As the 2010 holiday season gets into full swing, and retailers and consumers get ready for the biggest shopping days of the year—”Black Friday,” the day after Thanksgiving in the bricks and mortar world and “Cyber Monday,” the Monday after Thanksgiving in the online world—both snail mail and email inboxes start to get full of special offers, catalogs and the like.

And as the volume of legitimate email marketing increases, Proofpoint also sees the volume of spam, phishing and other forms of scam email increase as well.

Malicious email gets more sophisticated every year and it’s getting harder and harder for the average consumer—and even experienced security professionals—to differentiate between legitimate and fraudulent offers that arrive via email.

During September and October of this year, we saw many new types of attacks that use malicious attachments or links inside of email that attempt to distribute malicious software. Consumers need to be especially careful these days and the number one tip is to avoid clicking on links in email, which is a hard habit to break!

My “Seven Simple Rules” for staying safe online during the holidays (or any time of the year) explains some of the tactics that scammers use and the important steps consumers can take to protect themselves. Keep these tips in mind this holiday season and share them with your friends, family and email users!

7 Simple Rules for Staying Safe Online During the Holidays

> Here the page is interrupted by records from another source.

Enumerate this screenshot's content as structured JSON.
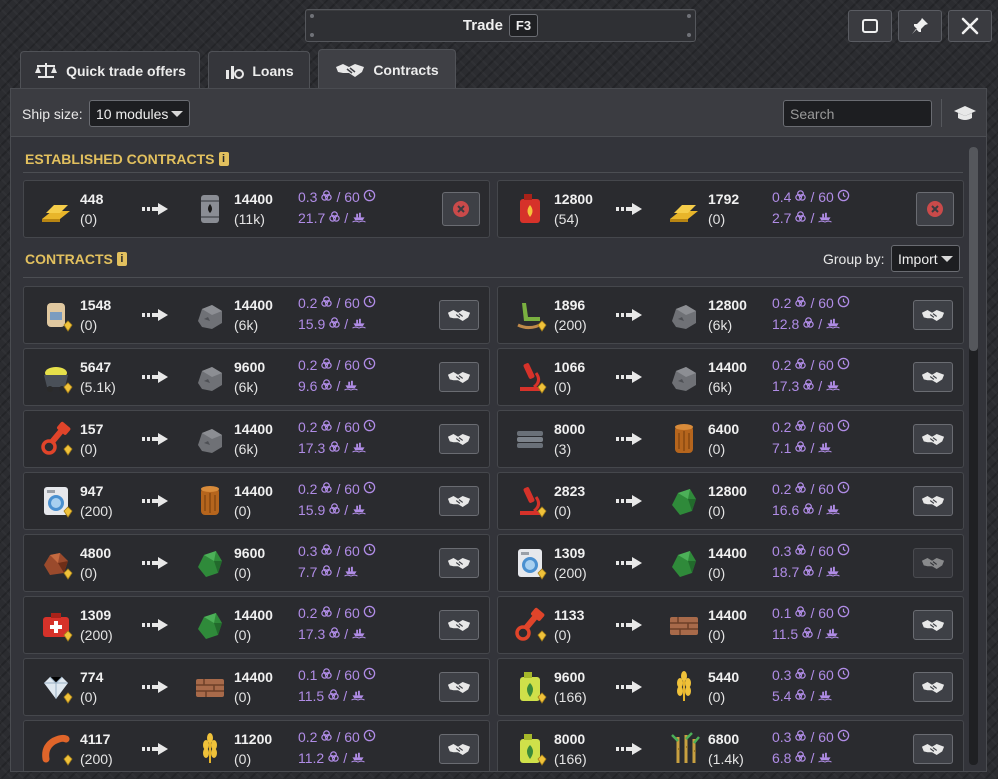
{
  "window": {
    "title": "Trade",
    "hotkey": "F3",
    "buttons": [
      "maximize-icon",
      "pin-icon",
      "close-icon"
    ]
  },
  "tabs": [
    {
      "label": "Quick trade offers",
      "icon": "scales-icon",
      "active": false
    },
    {
      "label": "Loans",
      "icon": "loan-icon",
      "active": false
    },
    {
      "label": "Contracts",
      "icon": "handshake-icon",
      "active": true
    }
  ],
  "toolbar": {
    "ship_size_label": "Ship size:",
    "ship_size_value": "10 modules",
    "search_placeholder": "Search",
    "research_icon": "graduation-cap-icon"
  },
  "established": {
    "title": "ESTABLISHED CONTRACTS",
    "info": "i",
    "items": [
      {
        "give_icon": "gold-bars-icon",
        "give_qty": "448",
        "give_have": "(0)",
        "get_icon": "oil-barrel-icon",
        "get_qty": "14400",
        "get_have": "(11k)",
        "rate": "0.3",
        "period": "/ 60",
        "upkeep": "21.7",
        "upkeep_suffix": "/",
        "action": "cancel-contract-icon"
      },
      {
        "give_icon": "fuel-canister-icon",
        "give_qty": "12800",
        "give_have": "(54)",
        "get_icon": "gold-bars-icon",
        "get_qty": "1792",
        "get_have": "(0)",
        "rate": "0.4",
        "period": "/ 60",
        "upkeep": "2.7",
        "upkeep_suffix": "/",
        "action": "cancel-contract-icon"
      }
    ]
  },
  "contracts": {
    "title": "CONTRACTS",
    "info": "i",
    "group_by_label": "Group by:",
    "group_by_value": "Import",
    "items": [
      {
        "give_icon": "cement-sack-icon",
        "give_qty": "1548",
        "give_have": "(0)",
        "get_icon": "rock-icon",
        "get_qty": "14400",
        "get_have": "(6k)",
        "rate": "0.2",
        "period": "/ 60",
        "upkeep": "15.9",
        "upkeep_suffix": "/",
        "enabled": true
      },
      {
        "give_icon": "rocking-chair-icon",
        "give_qty": "1896",
        "give_have": "(200)",
        "get_icon": "rock-icon",
        "get_qty": "12800",
        "get_have": "(6k)",
        "rate": "0.2",
        "period": "/ 60",
        "upkeep": "12.8",
        "upkeep_suffix": "/",
        "enabled": true
      },
      {
        "give_icon": "mine-cart-icon",
        "give_qty": "5647",
        "give_have": "(5.1k)",
        "get_icon": "rock-icon",
        "get_qty": "9600",
        "get_have": "(6k)",
        "rate": "0.2",
        "period": "/ 60",
        "upkeep": "9.6",
        "upkeep_suffix": "/",
        "enabled": true
      },
      {
        "give_icon": "microscope-icon",
        "give_qty": "1066",
        "give_have": "(0)",
        "get_icon": "rock-icon",
        "get_qty": "14400",
        "get_have": "(6k)",
        "rate": "0.2",
        "period": "/ 60",
        "upkeep": "17.3",
        "upkeep_suffix": "/",
        "enabled": true
      },
      {
        "give_icon": "piston-icon",
        "give_qty": "157",
        "give_have": "(0)",
        "get_icon": "rock-icon",
        "get_qty": "14400",
        "get_have": "(6k)",
        "rate": "0.2",
        "period": "/ 60",
        "upkeep": "17.3",
        "upkeep_suffix": "/",
        "enabled": true
      },
      {
        "give_icon": "steel-pipes-icon",
        "give_qty": "8000",
        "give_have": "(3)",
        "get_icon": "wood-log-icon",
        "get_qty": "6400",
        "get_have": "(0)",
        "rate": "0.2",
        "period": "/ 60",
        "upkeep": "7.1",
        "upkeep_suffix": "/",
        "enabled": true
      },
      {
        "give_icon": "washing-machine-icon",
        "give_qty": "947",
        "give_have": "(200)",
        "get_icon": "wood-log-icon",
        "get_qty": "14400",
        "get_have": "(0)",
        "rate": "0.2",
        "period": "/ 60",
        "upkeep": "15.9",
        "upkeep_suffix": "/",
        "enabled": true
      },
      {
        "give_icon": "microscope-icon",
        "give_qty": "2823",
        "give_have": "(0)",
        "get_icon": "green-ore-icon",
        "get_qty": "12800",
        "get_have": "(0)",
        "rate": "0.2",
        "period": "/ 60",
        "upkeep": "16.6",
        "upkeep_suffix": "/",
        "enabled": true
      },
      {
        "give_icon": "copper-ore-icon",
        "give_qty": "4800",
        "give_have": "(0)",
        "get_icon": "green-ore-icon",
        "get_qty": "9600",
        "get_have": "(0)",
        "rate": "0.3",
        "period": "/ 60",
        "upkeep": "7.7",
        "upkeep_suffix": "/",
        "enabled": true
      },
      {
        "give_icon": "washing-machine-icon",
        "give_qty": "1309",
        "give_have": "(200)",
        "get_icon": "green-ore-icon",
        "get_qty": "14400",
        "get_have": "(0)",
        "rate": "0.3",
        "period": "/ 60",
        "upkeep": "18.7",
        "upkeep_suffix": "/",
        "enabled": false
      },
      {
        "give_icon": "medkit-icon",
        "give_qty": "1309",
        "give_have": "(200)",
        "get_icon": "green-ore-icon",
        "get_qty": "14400",
        "get_have": "(0)",
        "rate": "0.2",
        "period": "/ 60",
        "upkeep": "17.3",
        "upkeep_suffix": "/",
        "enabled": true
      },
      {
        "give_icon": "piston-icon",
        "give_qty": "1133",
        "give_have": "(0)",
        "get_icon": "brick-crate-icon",
        "get_qty": "14400",
        "get_have": "(0)",
        "rate": "0.1",
        "period": "/ 60",
        "upkeep": "11.5",
        "upkeep_suffix": "/",
        "enabled": true
      },
      {
        "give_icon": "diamond-icon",
        "give_qty": "774",
        "give_have": "(0)",
        "get_icon": "brick-crate-icon",
        "get_qty": "14400",
        "get_have": "(0)",
        "rate": "0.1",
        "period": "/ 60",
        "upkeep": "11.5",
        "upkeep_suffix": "/",
        "enabled": true
      },
      {
        "give_icon": "fertilizer-canister-icon",
        "give_qty": "9600",
        "give_have": "(166)",
        "get_icon": "wheat-icon",
        "get_qty": "5440",
        "get_have": "(0)",
        "rate": "0.3",
        "period": "/ 60",
        "upkeep": "5.4",
        "upkeep_suffix": "/",
        "enabled": true
      },
      {
        "give_icon": "sausage-icon",
        "give_qty": "4117",
        "give_have": "(200)",
        "get_icon": "wheat-icon",
        "get_qty": "11200",
        "get_have": "(0)",
        "rate": "0.2",
        "period": "/ 60",
        "upkeep": "11.2",
        "upkeep_suffix": "/",
        "enabled": true
      },
      {
        "give_icon": "fertilizer-canister-icon",
        "give_qty": "8000",
        "give_have": "(166)",
        "get_icon": "sugarcane-icon",
        "get_qty": "6800",
        "get_have": "(1.4k)",
        "rate": "0.3",
        "period": "/ 60",
        "upkeep": "6.8",
        "upkeep_suffix": "/",
        "enabled": true
      }
    ]
  },
  "colors": {
    "accent_gold": "#e2c05e",
    "stat_purple": "#b08ce6",
    "cancel_red": "#c94a4a"
  }
}
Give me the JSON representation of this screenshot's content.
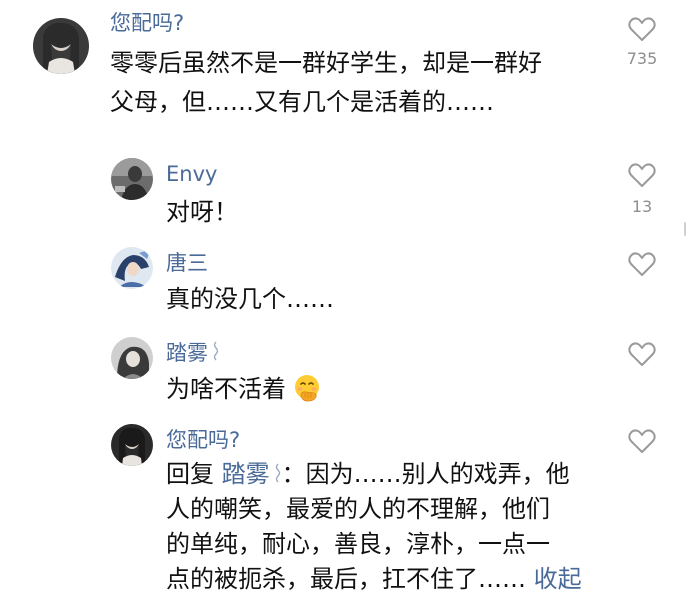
{
  "comments": [
    {
      "username": "您配吗?",
      "text_lines": [
        "零零后虽然不是一群好学生，却是一群好",
        "父母，但……又有几个是活着的……"
      ],
      "likes": "735",
      "icon": "heart-outline-icon"
    },
    {
      "username": "Envy",
      "text_lines": [
        "对呀！"
      ],
      "likes": "13",
      "icon": "heart-outline-icon"
    },
    {
      "username": "唐三",
      "text_lines": [
        "真的没几个……"
      ],
      "likes": "",
      "icon": "heart-outline-icon"
    },
    {
      "username": "踏雾",
      "text_lines": [
        "为啥不活着"
      ],
      "likes": "",
      "icon": "heart-outline-icon",
      "emoji": "face-with-hand-over-mouth"
    },
    {
      "username": "您配吗?",
      "reply_prefix": "回复",
      "reply_to": "踏雾",
      "reply_rest": "：因为……别人的戏弄，他",
      "text_lines": [
        "人的嘲笑，最爱的人的不理解，他们",
        "的单纯，耐心，善良，淳朴，一点一",
        "点的被扼杀，最后，扛不住了……"
      ],
      "collapse_label": "收起",
      "likes": "",
      "icon": "heart-outline-icon"
    }
  ]
}
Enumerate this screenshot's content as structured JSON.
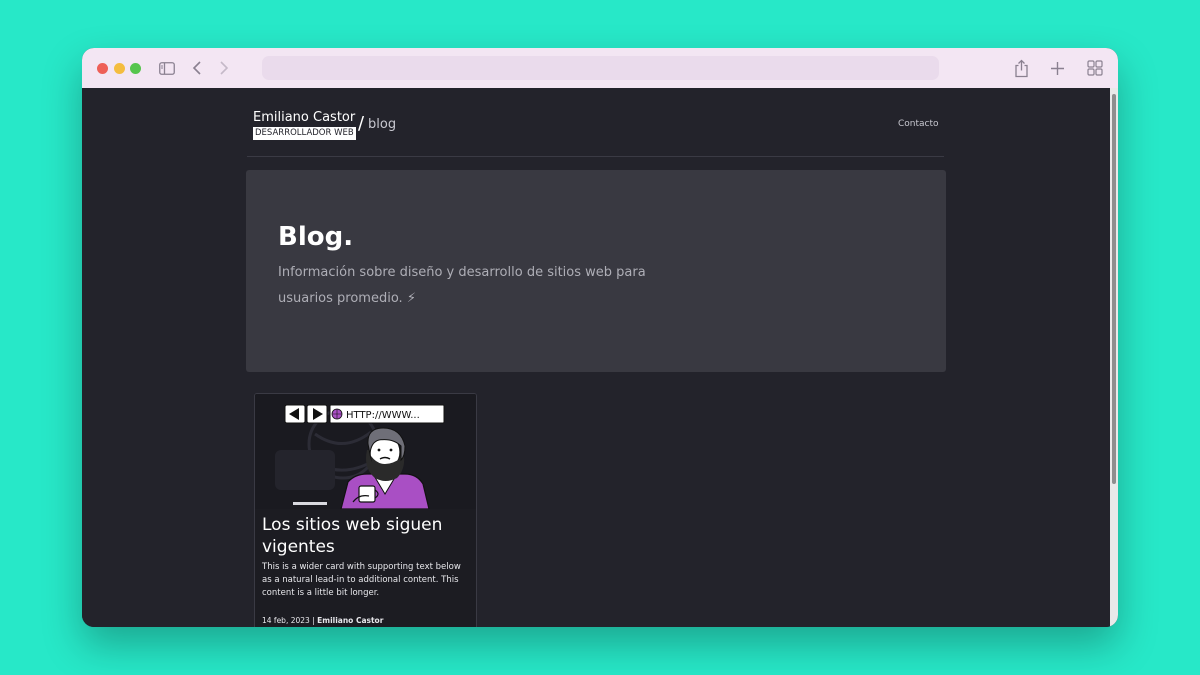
{
  "header": {
    "name": "Emiliano Castor",
    "tagline": "DESARROLLADOR WEB",
    "crumb_separator": "/",
    "crumb": "blog",
    "nav_contact": "Contacto"
  },
  "hero": {
    "title": "Blog.",
    "description": "Información sobre diseño y desarrollo de sitios web para usuarios promedio. ⚡"
  },
  "posts": [
    {
      "title": "Los sitios web siguen vigentes",
      "excerpt": "This is a wider card with supporting text below as a natural lead-in to additional content. This content is a little bit longer.",
      "date": "14 feb, 2023",
      "separator": "|",
      "author": "Emiliano Castor",
      "image_url_text": "HTTP://WWW..."
    }
  ],
  "colors": {
    "desktop_bg": "#27e8c8",
    "page_bg": "#23232b",
    "hero_bg": "#393941",
    "toolbar_bg": "#f3e6f3",
    "accent_purple": "#a94fc4"
  },
  "icons": [
    "sidebar-icon",
    "back-icon",
    "forward-icon",
    "share-icon",
    "new-tab-icon",
    "tab-overview-icon"
  ]
}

  1.  Be aware: View with suspicion any email with requests for personal identification, financial information, user names or passwords, especially during the busy holiday season when spammers and scammers use the increased volume of legitimate promotional email as “cover” for their attacks. Your bank, online services, government agencies or legitimate online stores are extremely unlikely to ask you for this type of information via email. Consumers should also be suspicious of similar emails that appear to come from an employer or friend. Never send personal financial information such as credit card numbers and Social Security numbers via email. Today’s malicious emails and phishing attacks are disguised as communications from all sorts of organizations, including government agencies, software vendors and money transfer services.
  2.  Don’t click: If you receive a suspicious email, don’t click the links in the email or open file attachments. Never click email links from anything but 100 percent trusted sources. Links embedded in emails may take you to fraudulent sites that look similar or identical to the legitimate “spoofed” site. Instead of clicking, open a browser and type the actual Web address for the site into the address bar. Alternatively, call the company using a phone number you already know.
  3.  Be secure: When you are shopping online, entering important information such as credit card numbers, or updating personal information, make sure you’re using a secure Web site. If you are on a secure Web server, the Web address will begin with “https://” instead of the usual “http://”. Most Web browsers also show an icon (such as Internet Explorer’s “padlock” icon) to indicate that the page you are viewing is secure.
  4.  Don’t fill out email forms: Never fill out forms within an email, especially those asking for personal information. Instead, visit the company’s actual Web site and ensure that the page you are using is secure before entering sensitive information.
  5.  Keep an eye on your accounts: Check the accuracy of your credit card and bank statements on a regular basis, especially during the holiday shopping season, when cyber attacks typically increase and busy consumers tend to be less attentive. If you see anything suspicious, contact the financial institution immediately.
  6.  Get social media savvy: Email isn’t the only attack vector used by spammers and scammers. Social media sites like Facebook and Twitter are increasingly used to deliver the same kinds of scams and malicious links to unsuspecting users. Spammers and malware writers are riding the social media wave, commonly using malicious, but convincing, emails that masquerade as notifications such as friend requests or message notifications. Keep all of the preceding tips in mind when using the latest communication tools.
  7.  Make security your first stop: If your holiday includes giving or receiving a new computer, netbook or upgraded operating system, install a good desktop anti-virus or Internet security solution before doing anything else online. Always make sure that your net-connected computers are protected by such a solution—and that you keep your subscription up to date! Reputable vendors include F-Secure, McAfee and Symantec.

There are also reputable free solutions such as Avast, so a lack of resources doesn’t mean you have to go without security. Be extremely wary of Web pop-ups that offer “free security scans” or that inform you that your machine is infected with a virus. Such offers usually lead to fraudulent anti-virus solutions that are actually malicious software.